[[ MATERIAL FOR THE TASK, beginning ]]
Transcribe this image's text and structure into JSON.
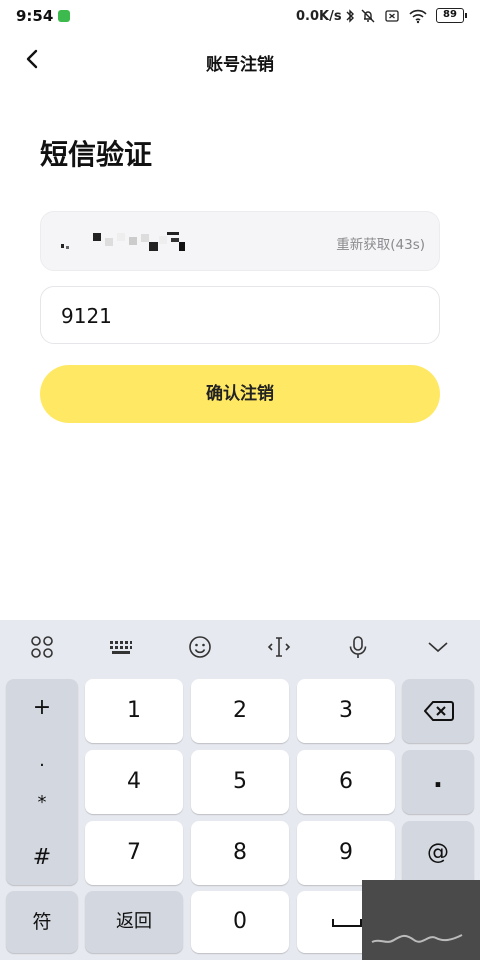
{
  "status_bar": {
    "time": "9:54",
    "net_speed": "0.0K/s",
    "battery": "89"
  },
  "nav": {
    "title": "账号注销"
  },
  "page": {
    "heading": "短信验证"
  },
  "phone": {
    "resend_label": "重新获取(43s)"
  },
  "code": {
    "value": "9121"
  },
  "confirm": {
    "label": "确认注销"
  },
  "keyboard": {
    "left_col": [
      "+",
      ".",
      "*",
      "#",
      "符"
    ],
    "keys": [
      "1",
      "2",
      "3",
      "4",
      "5",
      "6",
      "7",
      "8",
      "9",
      "0"
    ],
    "back_label": "返回",
    "dot": ".",
    "at": "@",
    "toolbar_icons": [
      "grid-apps-icon",
      "keyboard-icon",
      "emoji-icon",
      "cursor-move-icon",
      "microphone-icon",
      "chevron-down-icon"
    ]
  },
  "colors": {
    "accent": "#ffe964",
    "keyboard_bg": "#e6e9ef"
  }
}
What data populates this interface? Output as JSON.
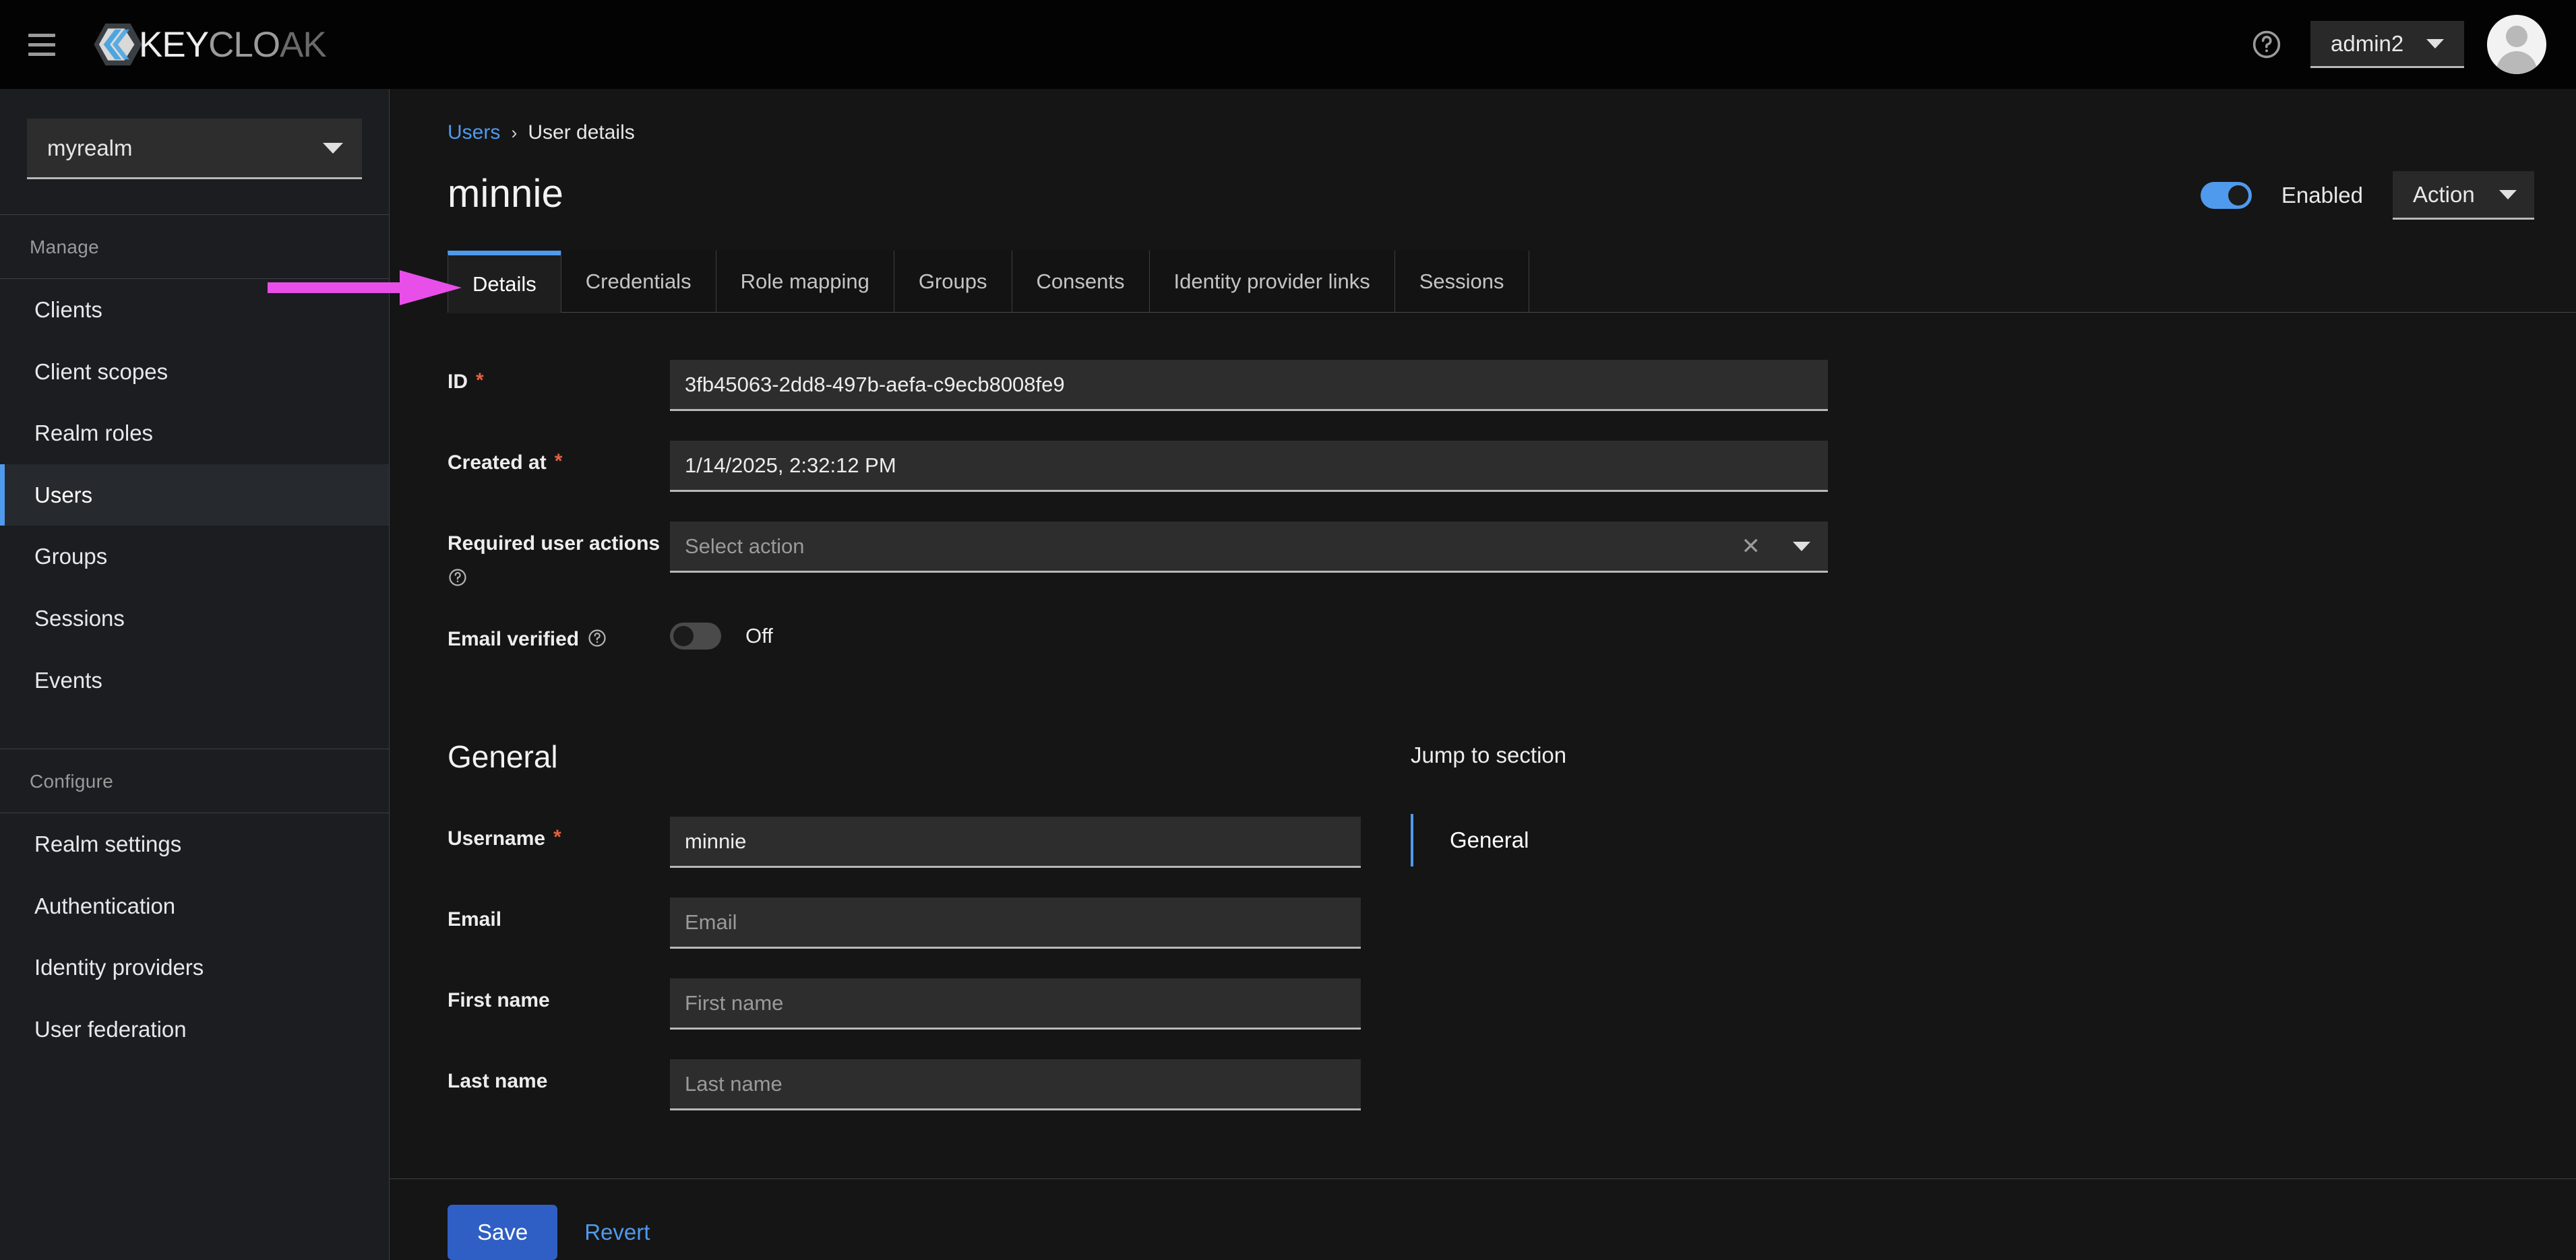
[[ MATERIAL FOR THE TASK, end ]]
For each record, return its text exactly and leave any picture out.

TASK RESULT:
Transcribe this image's text and structure into JSON.
{
  "status_bar": {
    "time": "9:54",
    "net_speed": "0.0K/s",
    "battery": "89"
  },
  "nav": {
    "title": "账号注销"
  },
  "page": {
    "heading": "短信验证"
  },
  "phone": {
    "resend_label": "重新获取(43s)"
  },
  "code": {
    "value": "9121"
  },
  "confirm": {
    "label": "确认注销"
  },
  "keyboard": {
    "left_col": [
      "+",
      ".",
      "*",
      "#",
      "符"
    ],
    "keys": [
      "1",
      "2",
      "3",
      "4",
      "5",
      "6",
      "7",
      "8",
      "9",
      "0"
    ],
    "back_label": "返回",
    "dot": ".",
    "at": "@",
    "toolbar_icons": [
      "grid-apps-icon",
      "keyboard-icon",
      "emoji-icon",
      "cursor-move-icon",
      "microphone-icon",
      "chevron-down-icon"
    ]
  },
  "colors": {
    "accent": "#ffe964",
    "keyboard_bg": "#e6e9ef"
  }
}
What data populates this interface? Output as JSON.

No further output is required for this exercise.